Abstract: We investigate the problem of automatically repairing a faulty Physics theory when it conflicts with experimental evidence. We introduce novel strategies for fault diagnosis and for representation repair. Diagnosis and repair are composed into general-purpose repair plans. We will illustrate this with two such plans, where theory and experiment conflict over (a) the value and (b) the dependence of a function, respectively. We represent both physical concepts and the repair plans using higher-order logic. This is because many physical concepts are most naturally represented as higher-order functions and because polymorphic higher-order functions are required to enable the repair plans to be applied to diverse situations.

14.00 3. Title: Reformation: A Domain-Independent Algorithm for Theory Repair
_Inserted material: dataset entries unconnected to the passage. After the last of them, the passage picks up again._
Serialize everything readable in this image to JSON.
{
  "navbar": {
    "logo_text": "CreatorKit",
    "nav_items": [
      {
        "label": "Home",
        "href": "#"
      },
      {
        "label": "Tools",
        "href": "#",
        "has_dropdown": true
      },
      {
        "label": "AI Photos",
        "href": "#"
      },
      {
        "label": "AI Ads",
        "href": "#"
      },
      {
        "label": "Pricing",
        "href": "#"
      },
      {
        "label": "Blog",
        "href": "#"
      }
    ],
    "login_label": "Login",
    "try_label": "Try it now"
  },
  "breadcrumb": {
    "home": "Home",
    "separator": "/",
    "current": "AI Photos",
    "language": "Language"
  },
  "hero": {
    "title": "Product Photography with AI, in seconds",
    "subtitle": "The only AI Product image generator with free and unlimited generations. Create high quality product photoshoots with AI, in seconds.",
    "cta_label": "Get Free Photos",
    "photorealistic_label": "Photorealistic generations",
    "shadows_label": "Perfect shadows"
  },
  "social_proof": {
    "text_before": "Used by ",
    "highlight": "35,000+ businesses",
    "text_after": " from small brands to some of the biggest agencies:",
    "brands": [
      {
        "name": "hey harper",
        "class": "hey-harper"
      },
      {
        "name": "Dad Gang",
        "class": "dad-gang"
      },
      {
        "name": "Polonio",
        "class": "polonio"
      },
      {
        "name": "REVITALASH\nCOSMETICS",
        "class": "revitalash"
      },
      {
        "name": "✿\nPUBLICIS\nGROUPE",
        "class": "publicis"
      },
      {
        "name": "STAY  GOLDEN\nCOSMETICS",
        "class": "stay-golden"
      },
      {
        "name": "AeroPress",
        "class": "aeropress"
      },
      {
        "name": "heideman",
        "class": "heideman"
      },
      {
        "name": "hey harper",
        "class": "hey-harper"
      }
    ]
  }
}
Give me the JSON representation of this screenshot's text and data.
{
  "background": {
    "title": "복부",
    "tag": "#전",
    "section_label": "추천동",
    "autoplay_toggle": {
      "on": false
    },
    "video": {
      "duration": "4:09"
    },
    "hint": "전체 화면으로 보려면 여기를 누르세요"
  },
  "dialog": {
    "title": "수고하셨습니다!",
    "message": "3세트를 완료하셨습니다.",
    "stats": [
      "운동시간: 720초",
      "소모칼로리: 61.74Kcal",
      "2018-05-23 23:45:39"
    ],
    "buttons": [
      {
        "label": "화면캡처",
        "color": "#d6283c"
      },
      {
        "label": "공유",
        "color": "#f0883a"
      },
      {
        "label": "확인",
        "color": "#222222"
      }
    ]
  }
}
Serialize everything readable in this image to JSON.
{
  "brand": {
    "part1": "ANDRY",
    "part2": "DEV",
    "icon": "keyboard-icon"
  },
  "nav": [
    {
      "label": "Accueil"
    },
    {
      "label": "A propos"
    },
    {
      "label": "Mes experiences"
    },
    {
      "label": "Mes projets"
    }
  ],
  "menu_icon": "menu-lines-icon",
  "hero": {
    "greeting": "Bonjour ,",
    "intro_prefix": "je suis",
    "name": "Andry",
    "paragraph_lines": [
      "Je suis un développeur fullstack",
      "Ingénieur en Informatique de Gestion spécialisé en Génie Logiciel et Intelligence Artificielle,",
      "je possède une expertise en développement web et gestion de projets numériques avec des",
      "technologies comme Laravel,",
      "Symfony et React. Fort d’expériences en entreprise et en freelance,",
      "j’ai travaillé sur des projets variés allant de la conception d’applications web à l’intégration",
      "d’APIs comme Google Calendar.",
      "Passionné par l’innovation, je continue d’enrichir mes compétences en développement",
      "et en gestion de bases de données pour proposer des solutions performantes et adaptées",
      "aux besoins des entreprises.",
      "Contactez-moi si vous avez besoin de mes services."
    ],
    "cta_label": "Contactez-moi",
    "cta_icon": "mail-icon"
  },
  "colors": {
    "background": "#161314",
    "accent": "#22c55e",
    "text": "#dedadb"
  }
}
Abstract: We describe and invite discussion on work in progress on reformation, a new algorithm for the automated repair of faulty logical theories. A fault is revealed by a reasoning failure: either the proof of a false theorem or the failure to prove a true conjecture. Repair suggestions are systematically extracted via analysis of the attempted unification of two formulae. These suggestions will either block an unwanted but successful unification or unblock a wanted but failed unification attempt. In contrast to traditional belief revision and abduction mechanisms, the repairs are to the language of the theory as well as to the deletion or addition of axioms.

Professor Alan Bundy

Professor Alan Bundy is Professor of Automated Reasoning in the School of Informatics at the University of Edinburgh. Professor Bundy is a world-leader in the area of artificial intelligence called Mathematical Reasoning and has held more than 50 research grants in this area since the 1970s , has published more than 200 research papers and has been awarded the 2007 IJCAI Award for Research Excellence and Herbrand Award for Distinguished Contributions to Automated Deduction. He is a Fellow of the Royal Society, A Fellow of the Royal Society of Edinburgh, a Fellow of the Royal Academy of Engineers and, in 2012, was awarded a CBE for services to computing science. As well as his research work, Professor Bundy has played an active role in the British Computer Society and has been instrumental in supporting changes to the computer science curriculum in schools.

Slides: